- You get your own CPU, RAM, and Storage on the virtual server
- Significantly better performance
- Full control and root access
- Much more expensive than the more affordable shared hosting.
- You’ll need to have technical knowledge to maintain the server
- If not, you may need to hire a system administrator
Dedicated server hosting is the most powerful option of all. Instead of having to share resources with other people – which is basically the case with both of the upper 2 hosting types, you get a fully functional physical server all by yourself. This is as good as it gets for server performance. But on the downside, dedicated hosting is insanely expensive. That’s why this type of hosting is primarily intended for big companies that have resource intensive websites and web apps. Prices generally start at $100-200 per month.
Australian reseller hosting is usually only used by web agencies or individual web designers looking to start hosting their own clients. These plans enable you to create different accounts per client and manage them all from a single dashboard (preferably WHM in combination with Cpanel), setting bandwidth & space limitations, add-on domain limits, and much more. Reseller plans are definitely more expensive than your regular hosting package as they allow to host multiple websites each with their own Cpanel.
3. Server Uptime
You need to know whether you can rely on your web hosting company to provide stable servers and maximized server uptime. Every Australian web hosting provider will guarantee you a 99.9% uptime. But that’s not always the case, our top 10 does a great job at maintaining max uptime though.
The amount of storage implies how much files you can upload to the server. For blogs and small websites, you won’t need more than a couple of GB’s, which is what most cheap web hosting companies in Australia offer. But if you’re looking to host a larger website, you should get a hosting plan with more storage capacity. Make sure to give an advantage to companies that use SSD drives for storing data instead of regular HDDs. SSD performs up to x10 better in reading and writing speeds.
5. Bandwidth and Data Transfer
Many website hosting providers promote these two things as one. But, they are totally different. Bandwidth is the rate at which data can be transferred. Data transfer, on the other hand, represents the data traffic that your website generates – usually measured and limited per month. Data Transfer depends on how many visitors you have, and how large your files are. So be sure to check what’s the limit for the hosting plan you want to choose.

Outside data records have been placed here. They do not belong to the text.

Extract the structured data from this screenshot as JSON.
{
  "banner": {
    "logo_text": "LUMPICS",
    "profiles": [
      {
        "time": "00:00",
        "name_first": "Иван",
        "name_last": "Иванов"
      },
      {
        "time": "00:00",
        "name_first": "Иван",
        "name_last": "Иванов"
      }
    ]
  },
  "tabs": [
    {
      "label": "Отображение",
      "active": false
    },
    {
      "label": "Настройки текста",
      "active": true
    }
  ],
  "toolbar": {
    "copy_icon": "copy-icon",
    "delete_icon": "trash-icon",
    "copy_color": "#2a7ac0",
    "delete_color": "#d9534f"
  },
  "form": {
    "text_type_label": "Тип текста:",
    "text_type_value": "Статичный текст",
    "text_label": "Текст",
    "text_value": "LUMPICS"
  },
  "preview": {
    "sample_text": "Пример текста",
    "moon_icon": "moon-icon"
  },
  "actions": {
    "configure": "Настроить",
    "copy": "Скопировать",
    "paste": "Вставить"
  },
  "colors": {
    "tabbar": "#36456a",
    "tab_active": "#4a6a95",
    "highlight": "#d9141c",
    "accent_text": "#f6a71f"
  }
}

6. Customer Support
Having a good, responsive customer support is a must – as far as you’re concerned. Whenever you’re facing problems or something isn’t working properly, you’ll need to know that a group of experts has your back 24/7! Hosting providers tend to offer live chat, 24/7 availability, phone support, etc.
7. Email Features
If you want the complete hosting package from a single provider, you need to check for email features (usually more important for people looking for business web hosting as they’ll probably need multiple email addresses). Not all web hosting services you to create email addresses for your domains. If they do, check whether they provide an interface for the webmail, and integration with external services. Also, watch out for limitations. Some providers allow you to create up to 100 email addresses or send 200 emails per hour.
8. Backup System
Backups are very important, but unfortunately, it’s low on the priority list for most people. You’ll need to backup your website, database and email files on a regular basis. Check whether the company offers backups, and how often do they backup your files. Also, find out how can you restore the files if something goes wrong. Some companies charge for backup restore, while some provide the service for free.
9. Number of Addon Domains/Databases
This is important if you plan to host more than one website with your website hosting plan. The really cheap hosting plans are often limited to only one website.
And that’s it, it might seem overwhelming to cover all the points, but just take it one step at a time. Maybe even create a spreadsheet and log all the specs for the Australian web hosting companies, so you’ve got an easy overview.
Pick a host from our top 10